Phil Wood


“Phil Wood & Co. was founded in 1971 to produce maintenance-free hubs for cyclists. At the time we manufactured the world’s first production sealed bearing bicycle hubs. As the demand for better products grew, we developed components and items that enhanced the use of cycling and wheelchair products.”

“…The original production hub set consisted of a basic front and rear hub. “

“We produced the first sealed crank bearing cartridge system (circa 1971)…. “

” Phil Wood & Co. produced the first production sealed bearing pedal. It was the first pedal to receive formal approval by the California Highway Patrol. (Not currently in this years production).”

Updated 4.17.2011

March 18, 2010

Bicycle Retailer & Industry News

Phil Wood Passes Away

Phil Wood, the man responsible for innovative sealed hubs, bottom brackets and other bicycling products, died this week on his farm in Baxter, Iowa. He was 84.

He started the Phil Wood Company in 1971 as primarily a hub maker, though he offered other components. He sold the business in 1991.

Peter Enright, the current president of the Phil Wood Company remembers “He was complaining to Spence Wolf (Famous proprietor of the Cupertino Bike Shop) about why no one offered a sealed bearing hub and Wolf told him to make his own hub. A little while later he asked Spence how many he should make. It took Spence a bit to remember what he was talking about. He said make 50 hubs and the business was launched.”

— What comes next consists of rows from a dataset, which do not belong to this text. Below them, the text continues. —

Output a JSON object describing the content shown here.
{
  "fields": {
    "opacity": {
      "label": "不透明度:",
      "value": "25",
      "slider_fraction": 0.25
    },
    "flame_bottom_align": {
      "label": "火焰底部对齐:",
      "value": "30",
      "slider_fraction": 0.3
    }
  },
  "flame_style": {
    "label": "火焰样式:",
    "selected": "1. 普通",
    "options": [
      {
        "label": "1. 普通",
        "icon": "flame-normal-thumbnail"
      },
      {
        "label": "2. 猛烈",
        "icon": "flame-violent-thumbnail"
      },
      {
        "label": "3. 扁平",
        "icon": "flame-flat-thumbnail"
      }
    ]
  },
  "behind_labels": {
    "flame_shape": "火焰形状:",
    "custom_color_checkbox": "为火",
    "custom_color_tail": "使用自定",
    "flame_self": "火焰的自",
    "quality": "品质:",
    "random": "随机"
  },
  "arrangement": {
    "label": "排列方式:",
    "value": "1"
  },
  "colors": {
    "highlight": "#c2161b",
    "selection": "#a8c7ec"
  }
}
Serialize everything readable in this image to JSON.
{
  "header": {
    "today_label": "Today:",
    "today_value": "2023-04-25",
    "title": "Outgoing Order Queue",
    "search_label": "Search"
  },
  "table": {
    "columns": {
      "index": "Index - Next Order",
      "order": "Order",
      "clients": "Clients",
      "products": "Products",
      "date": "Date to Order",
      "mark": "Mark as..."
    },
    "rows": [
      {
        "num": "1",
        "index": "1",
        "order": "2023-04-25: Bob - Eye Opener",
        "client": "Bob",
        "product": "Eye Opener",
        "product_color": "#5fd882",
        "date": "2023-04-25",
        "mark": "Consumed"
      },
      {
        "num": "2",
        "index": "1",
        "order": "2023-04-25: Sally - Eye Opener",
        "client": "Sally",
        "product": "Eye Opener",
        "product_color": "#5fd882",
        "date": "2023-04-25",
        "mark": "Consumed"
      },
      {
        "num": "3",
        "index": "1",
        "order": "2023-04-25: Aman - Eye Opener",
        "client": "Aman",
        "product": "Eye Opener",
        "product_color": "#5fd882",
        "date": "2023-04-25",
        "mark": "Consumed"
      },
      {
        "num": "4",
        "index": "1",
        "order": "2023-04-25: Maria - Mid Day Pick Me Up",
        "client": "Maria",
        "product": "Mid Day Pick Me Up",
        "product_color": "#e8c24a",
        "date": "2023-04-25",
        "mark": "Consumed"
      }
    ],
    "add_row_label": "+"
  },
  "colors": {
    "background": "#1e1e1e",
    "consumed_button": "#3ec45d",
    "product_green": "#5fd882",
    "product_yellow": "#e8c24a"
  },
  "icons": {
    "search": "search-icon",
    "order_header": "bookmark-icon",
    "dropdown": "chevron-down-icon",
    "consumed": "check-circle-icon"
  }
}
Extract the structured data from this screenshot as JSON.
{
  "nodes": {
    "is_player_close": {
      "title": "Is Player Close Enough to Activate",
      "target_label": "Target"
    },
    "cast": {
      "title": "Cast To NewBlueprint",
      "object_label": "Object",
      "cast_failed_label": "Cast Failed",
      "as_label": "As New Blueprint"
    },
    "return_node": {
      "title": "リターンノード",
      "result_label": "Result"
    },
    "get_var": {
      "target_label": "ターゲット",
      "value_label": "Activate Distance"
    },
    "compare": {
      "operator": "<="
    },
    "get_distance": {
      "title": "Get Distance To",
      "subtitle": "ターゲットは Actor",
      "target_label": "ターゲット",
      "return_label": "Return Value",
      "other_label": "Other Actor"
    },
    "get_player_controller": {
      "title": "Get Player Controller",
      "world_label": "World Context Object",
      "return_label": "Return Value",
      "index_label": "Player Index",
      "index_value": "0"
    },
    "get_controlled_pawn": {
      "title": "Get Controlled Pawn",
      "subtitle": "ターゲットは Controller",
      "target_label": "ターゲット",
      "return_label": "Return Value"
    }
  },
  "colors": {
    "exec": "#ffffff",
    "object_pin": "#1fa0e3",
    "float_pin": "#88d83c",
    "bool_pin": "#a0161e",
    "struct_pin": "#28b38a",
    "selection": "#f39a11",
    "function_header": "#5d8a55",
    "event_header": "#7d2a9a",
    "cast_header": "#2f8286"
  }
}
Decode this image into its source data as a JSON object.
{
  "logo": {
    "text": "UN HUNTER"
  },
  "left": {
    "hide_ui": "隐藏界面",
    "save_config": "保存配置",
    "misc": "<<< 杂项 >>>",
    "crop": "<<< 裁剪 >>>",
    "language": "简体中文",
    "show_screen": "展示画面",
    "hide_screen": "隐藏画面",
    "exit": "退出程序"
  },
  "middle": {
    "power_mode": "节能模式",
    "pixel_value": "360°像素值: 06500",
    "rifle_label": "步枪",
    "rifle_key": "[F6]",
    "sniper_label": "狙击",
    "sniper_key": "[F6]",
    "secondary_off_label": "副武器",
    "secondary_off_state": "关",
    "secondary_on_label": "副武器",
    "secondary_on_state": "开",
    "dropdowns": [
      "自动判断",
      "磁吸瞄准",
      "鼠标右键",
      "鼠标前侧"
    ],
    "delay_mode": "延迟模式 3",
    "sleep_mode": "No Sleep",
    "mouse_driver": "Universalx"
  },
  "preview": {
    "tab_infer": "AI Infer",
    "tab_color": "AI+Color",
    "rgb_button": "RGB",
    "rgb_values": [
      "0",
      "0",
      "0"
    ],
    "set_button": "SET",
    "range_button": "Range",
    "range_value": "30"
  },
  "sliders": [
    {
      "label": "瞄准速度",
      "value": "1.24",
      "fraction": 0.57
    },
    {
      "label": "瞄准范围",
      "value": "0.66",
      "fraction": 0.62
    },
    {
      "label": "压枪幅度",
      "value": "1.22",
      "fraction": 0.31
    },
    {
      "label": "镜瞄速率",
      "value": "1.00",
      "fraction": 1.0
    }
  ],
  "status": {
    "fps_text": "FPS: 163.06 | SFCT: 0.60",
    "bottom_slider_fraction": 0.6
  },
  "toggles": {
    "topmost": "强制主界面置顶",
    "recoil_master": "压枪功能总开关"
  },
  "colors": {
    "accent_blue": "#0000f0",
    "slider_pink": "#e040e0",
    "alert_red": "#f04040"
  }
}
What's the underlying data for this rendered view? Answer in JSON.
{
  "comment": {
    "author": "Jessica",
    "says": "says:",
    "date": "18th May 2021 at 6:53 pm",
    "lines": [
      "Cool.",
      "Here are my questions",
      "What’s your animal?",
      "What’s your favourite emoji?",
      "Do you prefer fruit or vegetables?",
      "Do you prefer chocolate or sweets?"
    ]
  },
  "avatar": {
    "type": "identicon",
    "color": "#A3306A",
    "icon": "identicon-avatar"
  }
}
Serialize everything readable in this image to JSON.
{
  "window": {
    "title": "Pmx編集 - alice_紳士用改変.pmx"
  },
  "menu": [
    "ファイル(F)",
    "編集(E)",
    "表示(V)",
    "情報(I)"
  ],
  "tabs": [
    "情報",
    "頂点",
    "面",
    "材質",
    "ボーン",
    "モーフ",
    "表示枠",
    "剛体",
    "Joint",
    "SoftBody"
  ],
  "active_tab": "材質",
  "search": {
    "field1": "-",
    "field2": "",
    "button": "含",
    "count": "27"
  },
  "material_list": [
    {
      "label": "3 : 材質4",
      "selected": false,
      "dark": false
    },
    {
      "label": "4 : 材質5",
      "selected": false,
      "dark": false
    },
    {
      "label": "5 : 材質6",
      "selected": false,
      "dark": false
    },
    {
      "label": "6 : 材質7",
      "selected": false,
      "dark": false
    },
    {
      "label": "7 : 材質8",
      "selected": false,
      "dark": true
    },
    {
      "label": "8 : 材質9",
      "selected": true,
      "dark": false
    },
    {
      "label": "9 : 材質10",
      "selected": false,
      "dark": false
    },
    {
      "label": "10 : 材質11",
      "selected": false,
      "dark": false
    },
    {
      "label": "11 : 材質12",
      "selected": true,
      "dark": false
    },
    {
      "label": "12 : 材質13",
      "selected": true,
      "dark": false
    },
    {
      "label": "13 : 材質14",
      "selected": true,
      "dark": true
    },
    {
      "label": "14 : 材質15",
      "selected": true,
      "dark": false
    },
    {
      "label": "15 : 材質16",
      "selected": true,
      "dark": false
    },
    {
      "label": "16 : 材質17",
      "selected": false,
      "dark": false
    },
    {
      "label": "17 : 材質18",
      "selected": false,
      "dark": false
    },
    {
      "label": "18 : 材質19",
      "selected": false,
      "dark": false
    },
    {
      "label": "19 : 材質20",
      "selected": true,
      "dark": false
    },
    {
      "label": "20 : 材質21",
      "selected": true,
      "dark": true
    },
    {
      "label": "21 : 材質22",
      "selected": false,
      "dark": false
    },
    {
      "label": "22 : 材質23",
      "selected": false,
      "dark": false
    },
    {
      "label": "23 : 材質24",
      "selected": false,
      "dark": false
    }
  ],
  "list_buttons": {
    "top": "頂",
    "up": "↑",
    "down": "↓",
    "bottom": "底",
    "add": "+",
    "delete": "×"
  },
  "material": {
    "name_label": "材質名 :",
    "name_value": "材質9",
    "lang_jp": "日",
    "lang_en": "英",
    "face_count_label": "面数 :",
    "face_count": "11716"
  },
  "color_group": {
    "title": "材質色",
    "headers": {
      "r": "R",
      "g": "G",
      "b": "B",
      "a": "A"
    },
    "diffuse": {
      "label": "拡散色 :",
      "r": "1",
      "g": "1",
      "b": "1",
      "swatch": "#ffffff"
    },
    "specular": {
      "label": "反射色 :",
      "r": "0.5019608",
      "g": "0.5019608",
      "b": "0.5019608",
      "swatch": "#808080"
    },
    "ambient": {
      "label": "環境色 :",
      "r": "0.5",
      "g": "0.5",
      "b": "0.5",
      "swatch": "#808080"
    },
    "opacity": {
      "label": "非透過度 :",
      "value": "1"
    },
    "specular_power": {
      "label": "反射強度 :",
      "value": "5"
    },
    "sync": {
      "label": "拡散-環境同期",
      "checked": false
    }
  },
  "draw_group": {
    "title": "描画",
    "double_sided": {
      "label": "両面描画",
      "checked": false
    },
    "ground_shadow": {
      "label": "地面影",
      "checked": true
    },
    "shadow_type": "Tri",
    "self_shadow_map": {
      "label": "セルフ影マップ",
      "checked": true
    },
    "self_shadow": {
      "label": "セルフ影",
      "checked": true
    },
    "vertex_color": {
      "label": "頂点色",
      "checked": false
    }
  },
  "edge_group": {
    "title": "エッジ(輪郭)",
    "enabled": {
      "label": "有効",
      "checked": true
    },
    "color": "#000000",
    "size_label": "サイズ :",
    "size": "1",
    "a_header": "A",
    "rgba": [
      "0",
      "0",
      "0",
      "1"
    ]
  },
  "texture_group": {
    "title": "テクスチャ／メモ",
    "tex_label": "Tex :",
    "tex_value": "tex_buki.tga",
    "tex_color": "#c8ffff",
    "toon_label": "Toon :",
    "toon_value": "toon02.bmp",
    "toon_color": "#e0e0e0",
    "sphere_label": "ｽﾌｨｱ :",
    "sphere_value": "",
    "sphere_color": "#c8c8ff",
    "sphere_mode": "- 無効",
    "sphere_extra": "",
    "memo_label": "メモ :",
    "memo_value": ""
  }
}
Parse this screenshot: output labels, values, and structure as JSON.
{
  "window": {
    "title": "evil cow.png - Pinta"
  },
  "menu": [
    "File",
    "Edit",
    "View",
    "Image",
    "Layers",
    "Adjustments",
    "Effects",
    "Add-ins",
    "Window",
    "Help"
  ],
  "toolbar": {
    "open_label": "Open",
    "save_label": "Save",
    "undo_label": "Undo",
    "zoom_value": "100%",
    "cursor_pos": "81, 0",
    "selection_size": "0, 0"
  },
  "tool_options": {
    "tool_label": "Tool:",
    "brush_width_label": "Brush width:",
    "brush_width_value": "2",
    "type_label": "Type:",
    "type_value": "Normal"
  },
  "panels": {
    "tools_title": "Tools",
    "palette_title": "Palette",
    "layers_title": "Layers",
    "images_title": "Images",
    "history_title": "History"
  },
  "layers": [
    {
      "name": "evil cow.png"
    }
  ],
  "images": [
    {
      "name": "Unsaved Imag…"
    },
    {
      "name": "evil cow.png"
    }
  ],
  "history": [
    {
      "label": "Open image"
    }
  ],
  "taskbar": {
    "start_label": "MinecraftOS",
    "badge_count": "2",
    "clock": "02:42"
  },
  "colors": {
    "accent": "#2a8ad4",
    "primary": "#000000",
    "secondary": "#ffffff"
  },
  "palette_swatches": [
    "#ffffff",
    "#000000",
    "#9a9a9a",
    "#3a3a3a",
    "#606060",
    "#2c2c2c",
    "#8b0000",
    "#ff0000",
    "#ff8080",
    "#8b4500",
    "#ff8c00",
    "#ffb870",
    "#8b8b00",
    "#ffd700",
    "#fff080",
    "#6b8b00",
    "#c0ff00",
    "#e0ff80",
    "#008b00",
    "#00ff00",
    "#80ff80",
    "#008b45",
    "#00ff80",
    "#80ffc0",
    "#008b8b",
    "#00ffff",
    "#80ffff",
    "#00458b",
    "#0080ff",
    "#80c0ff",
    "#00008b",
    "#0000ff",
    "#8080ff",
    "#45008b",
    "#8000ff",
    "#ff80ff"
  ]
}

Phil WOOD "CHP" Pedals

Vince Connelly provided additional photos.

The Phil disc brake.

A Phil brake as used on the front of a custom McLean (USA) racing tricycle

“The brake operates a lot like an automobile clutch. A splined driver threads on to the hub. That in turn drives a splined friction disc. The body on the brake is a backing plate and a pressure plate. The cable actuating arms rotate cams that in turn cause four radially spaced lever arms to move the pressure plate against friction disc and backing plate.”
“The disc floats on the splined driver. There are 4 adjusting screws that move the pressure plate closer to the disc to allow for friction disc wear. The brake assembly slides over the hub axle and is held in place by a rubber “O” ring that seats in the groove in the hub axle. A reaction arm contacts the frame and serves to function the same as the reaction arm on a coaster brake. The brake is somewhat tricky to adjust but once mastered it functions well. The friction disc was made from an asbestos material. Since the use of asbestos is no longer available the discs are no longer available. A suitable replacement materials had been found, and along with the high cost to manufacture it has since been discontinued.”

Rodney Moseman